James Tilly Matthews was a peace activist 200 years ago, during the Napoleonic Wars. He was confined to Bedlam asylum because he attributed the bloody conflict to a secret society using futuristic mind-control devices, which he illustrated in exquisite detail, rivaling the technical drawings of engineers.

The blueprints were published in an 1810 book, Illustrations of Madness, which was written by John Haslam, an apothecary at Bedlem who spent a decade observing and "treating" Matthews. As Mike Jay writes at the Public Domain Review, this account is cited as the first fully described case of what is now known as the "influencing machine"— a type of paranoid schizophrenia characterized by delusions that a covertly operated device is being used to control an individual's mind and body.
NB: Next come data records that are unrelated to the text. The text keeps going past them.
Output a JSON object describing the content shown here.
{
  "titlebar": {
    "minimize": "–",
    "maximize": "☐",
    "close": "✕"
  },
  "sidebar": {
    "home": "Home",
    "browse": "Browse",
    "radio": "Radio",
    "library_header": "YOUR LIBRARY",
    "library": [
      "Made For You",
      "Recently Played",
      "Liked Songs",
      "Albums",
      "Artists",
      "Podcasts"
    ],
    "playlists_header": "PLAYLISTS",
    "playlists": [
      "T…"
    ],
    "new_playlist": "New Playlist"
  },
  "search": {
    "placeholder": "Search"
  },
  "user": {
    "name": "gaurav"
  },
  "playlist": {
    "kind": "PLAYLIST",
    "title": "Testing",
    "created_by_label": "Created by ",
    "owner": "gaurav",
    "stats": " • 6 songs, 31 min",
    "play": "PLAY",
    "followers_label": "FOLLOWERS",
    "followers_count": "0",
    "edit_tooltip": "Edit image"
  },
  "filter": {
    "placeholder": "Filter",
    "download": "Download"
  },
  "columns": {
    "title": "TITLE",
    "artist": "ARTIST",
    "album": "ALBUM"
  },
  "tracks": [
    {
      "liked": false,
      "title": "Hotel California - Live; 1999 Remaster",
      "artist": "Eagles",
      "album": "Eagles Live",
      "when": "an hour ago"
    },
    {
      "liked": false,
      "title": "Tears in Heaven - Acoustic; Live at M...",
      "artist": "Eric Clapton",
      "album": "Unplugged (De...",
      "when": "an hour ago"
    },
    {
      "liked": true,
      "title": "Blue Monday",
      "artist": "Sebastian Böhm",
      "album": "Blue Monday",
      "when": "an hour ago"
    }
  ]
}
Matthews named this device the "Air Loom," which he believed was brainwashing European leaders:

The Air Loom worked, as its name suggests, by weaving "airs", or gases, into a "warp of magnetic fluid" which was then directed at its victim. Matthews' explanation of its powers combined the cutting-edge technologies of pneumatic chemistry and the electric battery with the controversial science of animal magnetism, or mesmerism. The finer detail becomes increasingly strange. It was fuelled by combinations of "fetid effluvia", including "spermatic-animal-seminal rays", "putrid human breath", and "gaz from the anus of the horse", and its magnetic warp assailed Matthews' brain in a catalogue of forms known as "event-workings". These included "brain-saying" and "dream-working", by which thoughts were forced into his brain against his will, and a terrifying array of physical tortures from "knee nailing", "vital tearing" and "fibre ripping" to "apoplexy-working with the nutmeg grater" and the dreaded "lobster-cracking", where the air around his chest was constricted until he was unable to breathe.

To facilitate their control over him, the gang had implanted a magnet into his brain. He was tormented constantly by hallucinations, physical agonies, fits of laughter or being forced to parrot whatever words they chose to feed into his head. No wonder some people thought he was mad. The machine's operators were a gang of undercover Jacobin terrorists, who Matthews described with haunting precision.


Despite these delusions, Matthews' family believed he posed no threat to himself and others, and that the inhumane conditions of his confinement at Bedlam were only making him worse. Over the objections of Haslam, Matthews was released into the care of his family, following the diagnosis of two outside physicians.

Haslam published Illustrations of Madness to smear the reputations of those physicians and prove that he was justified in wanting to keep Matthews confined. But, his plan backfired. The quality of Matthews' technical drawings were so impressive that people became more convinced that his incarceration had been unjustified. Matthews even submitted architectural plans for a new Bedlam facility that earned him a cash award.


And Haslam? Five years later he was dismissed from his position after an investigation into the inhumane conditions at Bedlam. Matthews lived the remainder of his life as a gardener and bookkeeper at a more congenial private asylum.

A digitized version of Illustrations of Madness is available online at the Wellcome Library.